Kajal Mangesh Pawar
Statistics Canada reported that the Canadian economy lost 1,011,000 jobs in March during in The COVID-19 crisis.
The unemployment rate is raised to 7.8 per cent from 5.6 per cent in February, the largest one month decline since 1976.
The closest comparable dramatic decline in economic activity and employment Canada saw was the 1998 ice storm that closed up Ontario and Quebec businesses, StatCan said in Labour Force Survey, March 2020.
The number of people currently unemployed raised by 413,000 from February to March, mainly temporary layoffs from which workers are expected to get their jobs back in six months.
“These increases in absences from work can be attributed to COVID-19 and bring the total number of Canadians who were affected by either job loss or reduced hours to 3.1 million,” StatCan said.
The number of people who did not get any hours to work for the week increased by 1.3 million, according to the national statistics office.
“According to how things are, March seems like just the tip go the iceberg – things may get worse,” said Roshan Gopwani, graduate of Financial Planning and Services program at Algonquin College.
Workers in “less secure, lower-quality jobs” were more likely to experience job losses in March, Statscan report said.
Women between the ages of 25 and 45 lost more than twice the jobs as men in the same age group, StatCan reported.

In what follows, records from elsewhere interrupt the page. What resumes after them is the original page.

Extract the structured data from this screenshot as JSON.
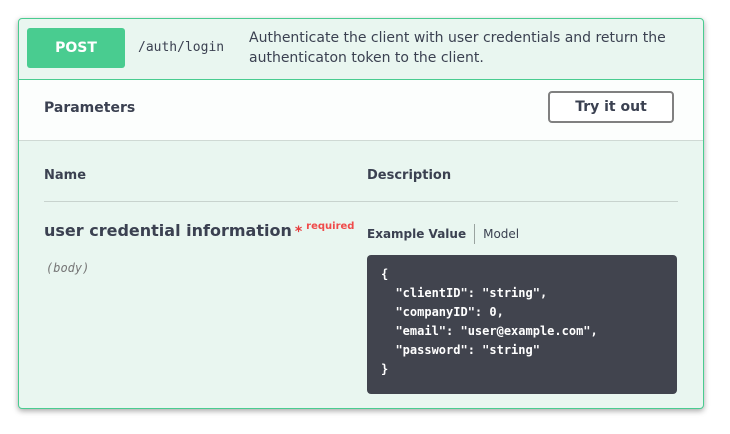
{
  "operation": {
    "method": "POST",
    "path": "/auth/login",
    "description": "Authenticate the client with user credentials and return the authenticaton token to the client."
  },
  "parameters": {
    "title": "Parameters",
    "try_button": "Try it out",
    "columns": {
      "name": "Name",
      "description": "Description"
    },
    "param": {
      "name": "user credential information",
      "required_star": "*",
      "required_label": "required",
      "location": "(body)"
    },
    "tabs": {
      "example": "Example Value",
      "model": "Model"
    },
    "example_value": "{\n  \"clientID\": \"string\",\n  \"companyID\": 0,\n  \"email\": \"user@example.com\",\n  \"password\": \"string\"\n}"
  },
  "colors": {
    "post_green": "#49cc90",
    "background_tint": "#e9f6f0",
    "code_background": "#41444e",
    "required_red": "#f04a4a"
  }
}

About 20 per cent of employed women in this age group lost all or the majority of their work hours in March, compared to 13.9 per cent of men.
The greatest employment declines were also seen in youth wherein bout 20 per cent of employed youth lost majority or all of their usual hours
The number of workers doing multiple jobs also decreased by 25.6 per cent.
“Employment losses in March affected a range of family types, including couple families where one or both partners may have lost their job. Between March 2019 and March 2020, the number of spouses/partners in dual-earner couples decreased,” said StatCan
“This number would increase because since StatCan survey period number of people have applied for emergency relief,” Gopwani said.
Ontario suffered from the largest number of job losses at the provincial level with the number of unemployed people rising to 403,000, followed by Quebec at 264,000 and then British Columbia at 132,000.
Food services and accommodation had the biggest number of job losses, the sector shrank by almost one-quarter. This was followed by the IT sector, arts and culture losing 13 per cent of their jobs. Education lost nine per cent and retail trade sector lost seven per cent.